Start of Records

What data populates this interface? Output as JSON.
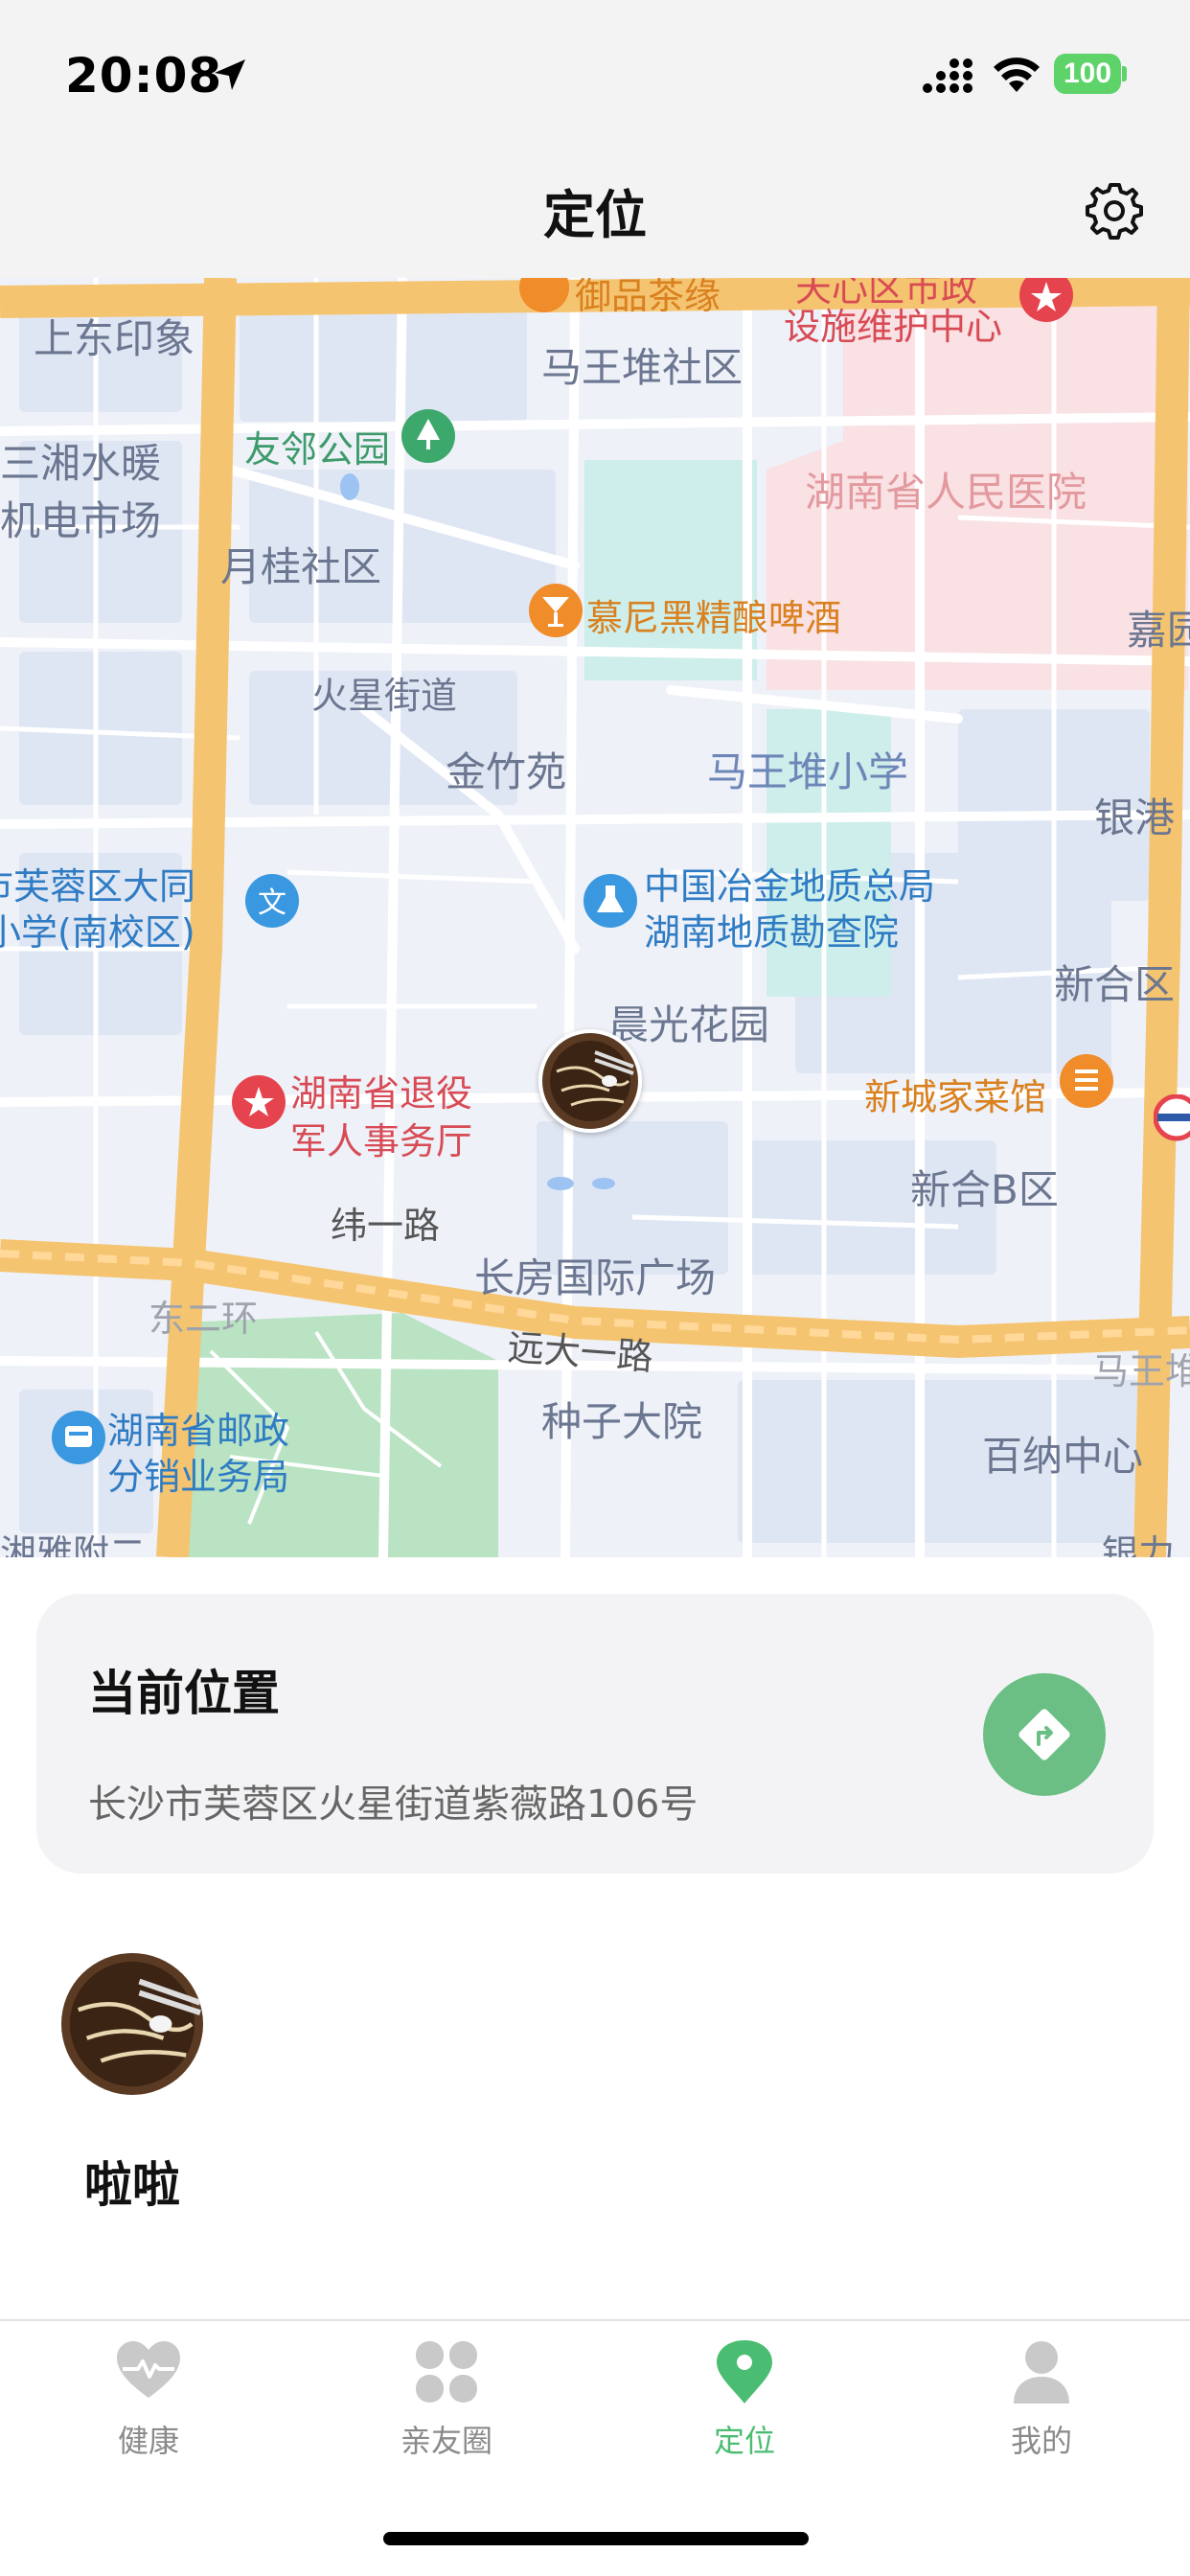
{
  "status_bar": {
    "time": "20:08",
    "battery": "100"
  },
  "header": {
    "title": "定位",
    "settings_icon": "gear-icon"
  },
  "map": {
    "labels": {
      "shangdong": "上东印象",
      "yupin": "御品茶缘",
      "tianxin": "天心区市政",
      "sheshi": "设施维护中心",
      "mawangdui": "马王堆社区",
      "sanxiang1": "三湘水暖",
      "sanxiang2": "机电市场",
      "youlin": "友邻公园",
      "hospital": "湖南省人民医院",
      "yuegui": "月桂社区",
      "munich": "慕尼黑精酿啤酒",
      "jia": "嘉园",
      "huoxing": "火星街道",
      "jinzhu": "金竹苑",
      "mwdschool": "马王堆小学",
      "yingang": "银港",
      "datong1": "长沙市芙蓉区大同",
      "datong2": "古汉城小学(南校区)",
      "yejin1": "中国冶金地质总局",
      "yejin2": "湖南地质勘查院",
      "xinhe": "新合区",
      "chenguang": "晨光花园",
      "tuiyi1": "湖南省退役",
      "tuiyi2": "军人事务厅",
      "xincheng": "新城家菜馆",
      "xinheb": "新合B区",
      "weiyi": "纬一路",
      "changfang": "长房国际广场",
      "dongerhuan": "东二环",
      "yuanda": "远大一路",
      "mawangdui2": "马王堆",
      "post1": "湖南省邮政",
      "post2": "分销业务局",
      "zhongzi": "种子大院",
      "baina": "百纳中心",
      "bottom_left": "湘雅附二",
      "bottom_right": "银力"
    }
  },
  "location_card": {
    "title": "当前位置",
    "address": "长沙市芙蓉区火星街道紫薇路106号",
    "nav_icon": "navigation-diamond-icon"
  },
  "member": {
    "name": "啦啦"
  },
  "tabs": [
    {
      "label": "健康",
      "icon": "heart-pulse-icon",
      "active": false
    },
    {
      "label": "亲友圈",
      "icon": "grid-icon",
      "active": false
    },
    {
      "label": "定位",
      "icon": "location-pin-icon",
      "active": true
    },
    {
      "label": "我的",
      "icon": "person-icon",
      "active": false
    }
  ],
  "colors": {
    "accent": "#4bbd72",
    "nav_button": "#6bbf84",
    "road_major": "#f5c470",
    "park": "#b9e3c2"
  }
}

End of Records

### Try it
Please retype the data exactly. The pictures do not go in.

### Reply
What data populates this interface? Output as JSON.
{
  "status_bar": {
    "time": "20:08",
    "battery": "100"
  },
  "header": {
    "title": "定位",
    "settings_icon": "gear-icon"
  },
  "map": {
    "labels": {
      "shangdong": "上东印象",
      "yupin": "御品茶缘",
      "tianxin": "天心区市政",
      "sheshi": "设施维护中心",
      "mawangdui": "马王堆社区",
      "sanxiang1": "三湘水暖",
      "sanxiang2": "机电市场",
      "youlin": "友邻公园",
      "hospital": "湖南省人民医院",
      "yuegui": "月桂社区",
      "munich": "慕尼黑精酿啤酒",
      "jia": "嘉园",
      "huoxing": "火星街道",
      "jinzhu": "金竹苑",
      "mwdschool": "马王堆小学",
      "yingang": "银港",
      "datong1": "长沙市芙蓉区大同",
      "datong2": "古汉城小学(南校区)",
      "yejin1": "中国冶金地质总局",
      "yejin2": "湖南地质勘查院",
      "xinhe": "新合区",
      "chenguang": "晨光花园",
      "tuiyi1": "湖南省退役",
      "tuiyi2": "军人事务厅",
      "xincheng": "新城家菜馆",
      "xinheb": "新合B区",
      "weiyi": "纬一路",
      "changfang": "长房国际广场",
      "dongerhuan": "东二环",
      "yuanda": "远大一路",
      "mawangdui2": "马王堆",
      "post1": "湖南省邮政",
      "post2": "分销业务局",
      "zhongzi": "种子大院",
      "baina": "百纳中心",
      "bottom_left": "湘雅附二",
      "bottom_right": "银力"
    }
  },
  "location_card": {
    "title": "当前位置",
    "address": "长沙市芙蓉区火星街道紫薇路106号",
    "nav_icon": "navigation-diamond-icon"
  },
  "member": {
    "name": "啦啦"
  },
  "tabs": [
    {
      "label": "健康",
      "icon": "heart-pulse-icon",
      "active": false
    },
    {
      "label": "亲友圈",
      "icon": "grid-icon",
      "active": false
    },
    {
      "label": "定位",
      "icon": "location-pin-icon",
      "active": true
    },
    {
      "label": "我的",
      "icon": "person-icon",
      "active": false
    }
  ],
  "colors": {
    "accent": "#4bbd72",
    "nav_button": "#6bbf84",
    "road_major": "#f5c470",
    "park": "#b9e3c2"
  }
}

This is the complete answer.